*** Opening of DATASET CONTENT ***
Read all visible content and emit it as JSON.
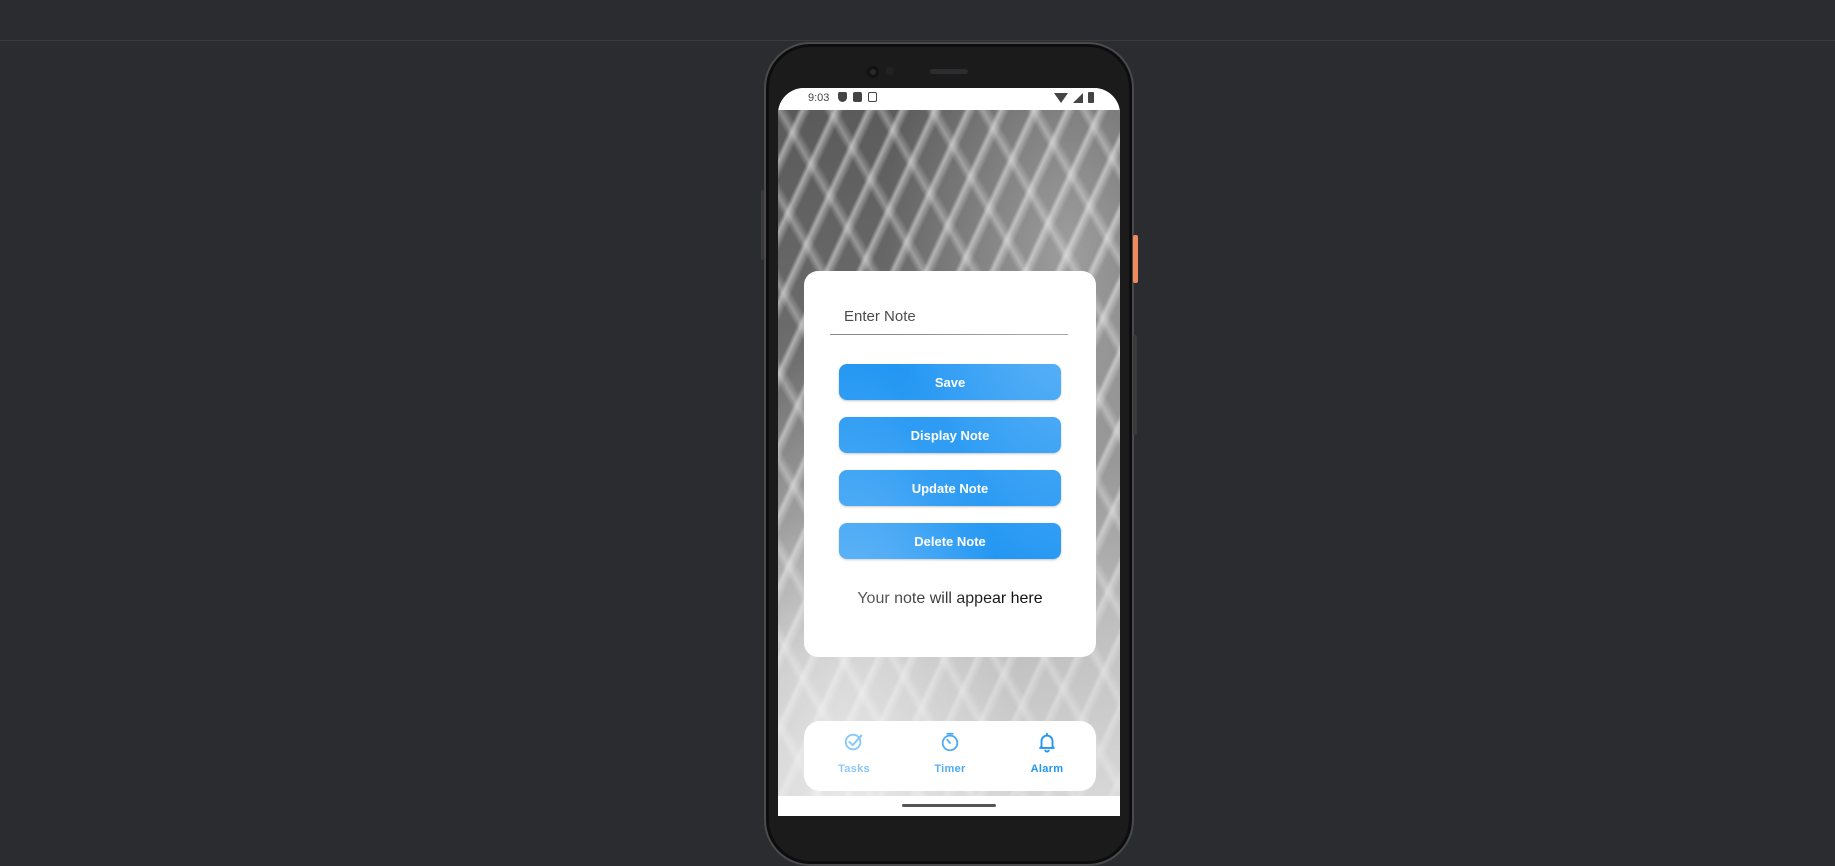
{
  "status_bar": {
    "time": "9:03"
  },
  "note_form": {
    "input_placeholder": "Enter Note",
    "input_value": "",
    "save_label": "Save",
    "display_label": "Display Note",
    "update_label": "Update Note",
    "delete_label": "Delete Note",
    "output_text": "Your note will appear here"
  },
  "bottom_nav": {
    "items": [
      {
        "label": "Tasks",
        "icon": "check-circle-icon"
      },
      {
        "label": "Timer",
        "icon": "timer-icon"
      },
      {
        "label": "Alarm",
        "icon": "bell-icon"
      }
    ]
  },
  "colors": {
    "accent": "#2196f3",
    "background": "#2b2c30",
    "card": "#ffffff"
  }
}
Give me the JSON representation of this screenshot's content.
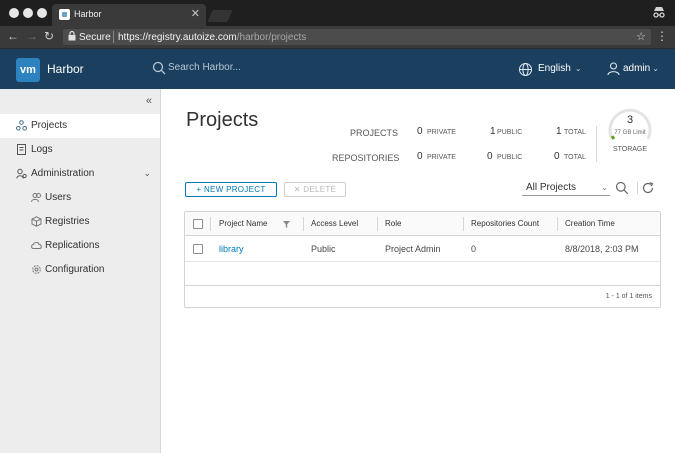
{
  "browser": {
    "tab_title": "Harbor",
    "tab_close": "✕",
    "secure_label": "Secure",
    "url_base": "https://registry.autoize.com",
    "url_path": "/harbor/projects"
  },
  "header": {
    "logo_text": "vm",
    "brand": "Harbor",
    "search_placeholder": "Search Harbor...",
    "language": "English",
    "user": "admin"
  },
  "sidebar": {
    "collapse_glyph": "«",
    "items": [
      {
        "label": "Projects"
      },
      {
        "label": "Logs"
      },
      {
        "label": "Administration",
        "caret": "⌄"
      },
      {
        "label": "Users"
      },
      {
        "label": "Registries"
      },
      {
        "label": "Replications"
      },
      {
        "label": "Configuration"
      }
    ]
  },
  "main": {
    "title": "Projects",
    "stats": {
      "projects_label": "PROJECTS",
      "repositories_label": "REPOSITORIES",
      "private_label": "PRIVATE",
      "public_label": "PUBLIC",
      "total_label": "TOTAL",
      "projects_private": "0",
      "projects_public": "1",
      "projects_total": "1",
      "repos_private": "0",
      "repos_public": "0",
      "repos_total": "0"
    },
    "storage": {
      "value": "3",
      "limit": "77 GB Limit",
      "label": "STORAGE",
      "used_fraction": 0.04
    },
    "toolbar": {
      "new_project": "+ NEW PROJECT",
      "delete": "✕ DELETE",
      "filter": "All Projects"
    },
    "table": {
      "columns": [
        "Project Name",
        "Access Level",
        "Role",
        "Repositories Count",
        "Creation Time"
      ],
      "rows": [
        {
          "name": "library",
          "access": "Public",
          "role": "Project Admin",
          "repos": "0",
          "created": "8/8/2018, 2:03 PM"
        }
      ],
      "footer": "1 - 1 of 1 items"
    }
  },
  "colors": {
    "header_bg": "#1b3f5e",
    "accent": "#0079b8",
    "gauge_green": "#62a420"
  }
}
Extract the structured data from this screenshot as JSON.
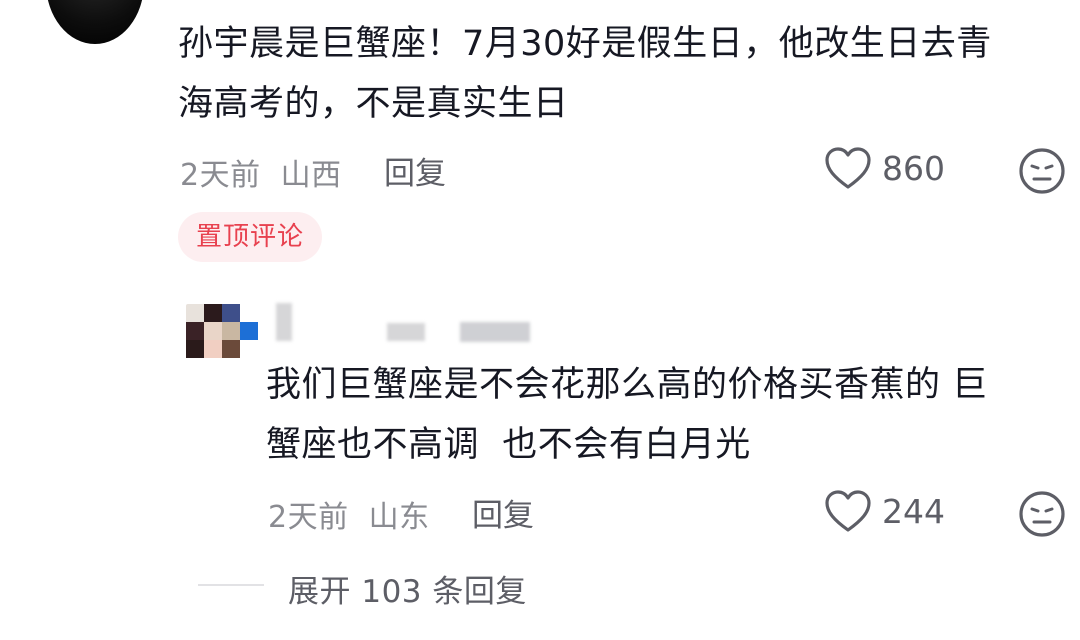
{
  "comment": {
    "text_line1": "孙宇晨是巨蟹座！7月30好是假生日，他改生日去青",
    "text_line2": "海高考的，不是真实生日",
    "time": "2天前",
    "location": "山西",
    "reply_label": "回复",
    "like_count": "860",
    "pinned_label": "置顶评论"
  },
  "reply": {
    "text_line1": "我们巨蟹座是不会花那么高的价格买香蕉的 巨",
    "text_line2": "蟹座也不高调  也不会有白月光",
    "time": "2天前",
    "location": "山东",
    "reply_label": "回复",
    "like_count": "244"
  },
  "expand": {
    "label": "展开 103 条回复"
  },
  "icons": {
    "like": "heart-outline-icon",
    "dislike": "neutral-face-icon"
  },
  "colors": {
    "text_primary": "#161823",
    "text_secondary": "#8a8b91",
    "icon": "#5d5e66",
    "pinned_bg": "#fdeef0",
    "pinned_text": "#e8414f"
  }
}
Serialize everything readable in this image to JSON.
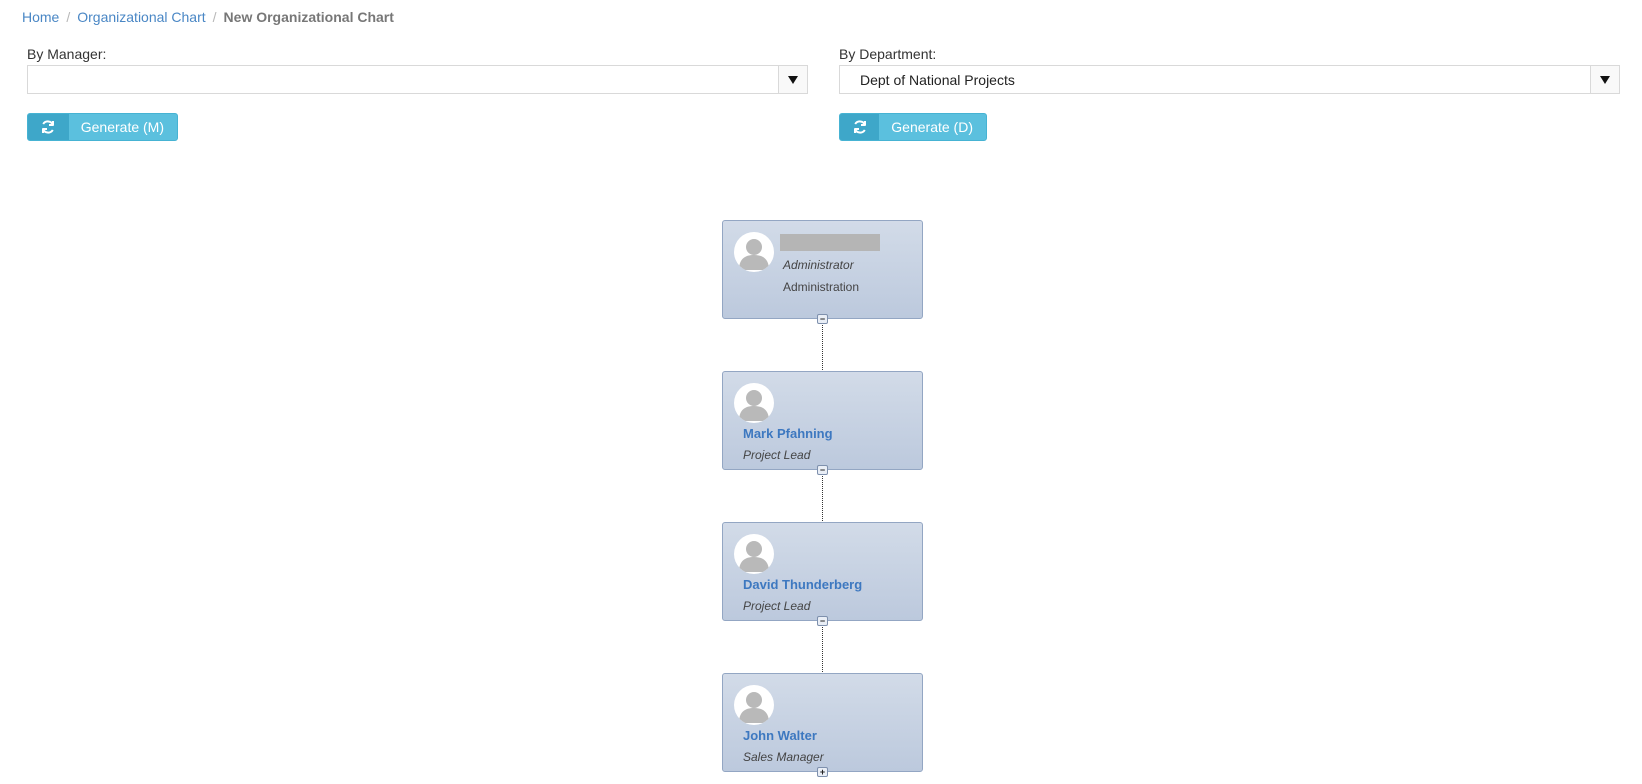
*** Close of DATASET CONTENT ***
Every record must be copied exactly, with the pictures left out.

▸ OUTPUT:
Read all visible content and emit it as JSON.
{
  "status_bar": {
    "time": "9:03"
  },
  "note_form": {
    "input_placeholder": "Enter Note",
    "input_value": "",
    "save_label": "Save",
    "display_label": "Display Note",
    "update_label": "Update Note",
    "delete_label": "Delete Note",
    "output_text": "Your note will appear here"
  },
  "bottom_nav": {
    "items": [
      {
        "label": "Tasks",
        "icon": "check-circle-icon"
      },
      {
        "label": "Timer",
        "icon": "timer-icon"
      },
      {
        "label": "Alarm",
        "icon": "bell-icon"
      }
    ]
  },
  "colors": {
    "accent": "#2196f3",
    "background": "#2b2c30",
    "card": "#ffffff"
  }
}
Give me the JSON representation of this screenshot's content.
{
  "browser": {
    "tab_title": "Harbor",
    "tab_close": "✕",
    "secure_label": "Secure",
    "url_base": "https://registry.autoize.com",
    "url_path": "/harbor/projects"
  },
  "header": {
    "logo_text": "vm",
    "brand": "Harbor",
    "search_placeholder": "Search Harbor...",
    "language": "English",
    "user": "admin"
  },
  "sidebar": {
    "collapse_glyph": "«",
    "items": [
      {
        "label": "Projects"
      },
      {
        "label": "Logs"
      },
      {
        "label": "Administration",
        "caret": "⌄"
      },
      {
        "label": "Users"
      },
      {
        "label": "Registries"
      },
      {
        "label": "Replications"
      },
      {
        "label": "Configuration"
      }
    ]
  },
  "main": {
    "title": "Projects",
    "stats": {
      "projects_label": "PROJECTS",
      "repositories_label": "REPOSITORIES",
      "private_label": "PRIVATE",
      "public_label": "PUBLIC",
      "total_label": "TOTAL",
      "projects_private": "0",
      "projects_public": "1",
      "projects_total": "1",
      "repos_private": "0",
      "repos_public": "0",
      "repos_total": "0"
    },
    "storage": {
      "value": "3",
      "limit": "77 GB Limit",
      "label": "STORAGE",
      "used_fraction": 0.04
    },
    "toolbar": {
      "new_project": "+ NEW PROJECT",
      "delete": "✕ DELETE",
      "filter": "All Projects"
    },
    "table": {
      "columns": [
        "Project Name",
        "Access Level",
        "Role",
        "Repositories Count",
        "Creation Time"
      ],
      "rows": [
        {
          "name": "library",
          "access": "Public",
          "role": "Project Admin",
          "repos": "0",
          "created": "8/8/2018, 2:03 PM"
        }
      ],
      "footer": "1 - 1 of 1 items"
    }
  },
  "colors": {
    "header_bg": "#1b3f5e",
    "accent": "#0079b8",
    "gauge_green": "#62a420"
  }
}
Extract the structured data from this screenshot as JSON.
{
  "comment": {
    "text_line1": "孙宇晨是巨蟹座！7月30好是假生日，他改生日去青",
    "text_line2": "海高考的，不是真实生日",
    "time": "2天前",
    "location": "山西",
    "reply_label": "回复",
    "like_count": "860",
    "pinned_label": "置顶评论"
  },
  "reply": {
    "text_line1": "我们巨蟹座是不会花那么高的价格买香蕉的 巨",
    "text_line2": "蟹座也不高调  也不会有白月光",
    "time": "2天前",
    "location": "山东",
    "reply_label": "回复",
    "like_count": "244"
  },
  "expand": {
    "label": "展开 103 条回复"
  },
  "icons": {
    "like": "heart-outline-icon",
    "dislike": "neutral-face-icon"
  },
  "colors": {
    "text_primary": "#161823",
    "text_secondary": "#8a8b91",
    "icon": "#5d5e66",
    "pinned_bg": "#fdeef0",
    "pinned_text": "#e8414f"
  }
}
Serialize everything readable in this image to JSON.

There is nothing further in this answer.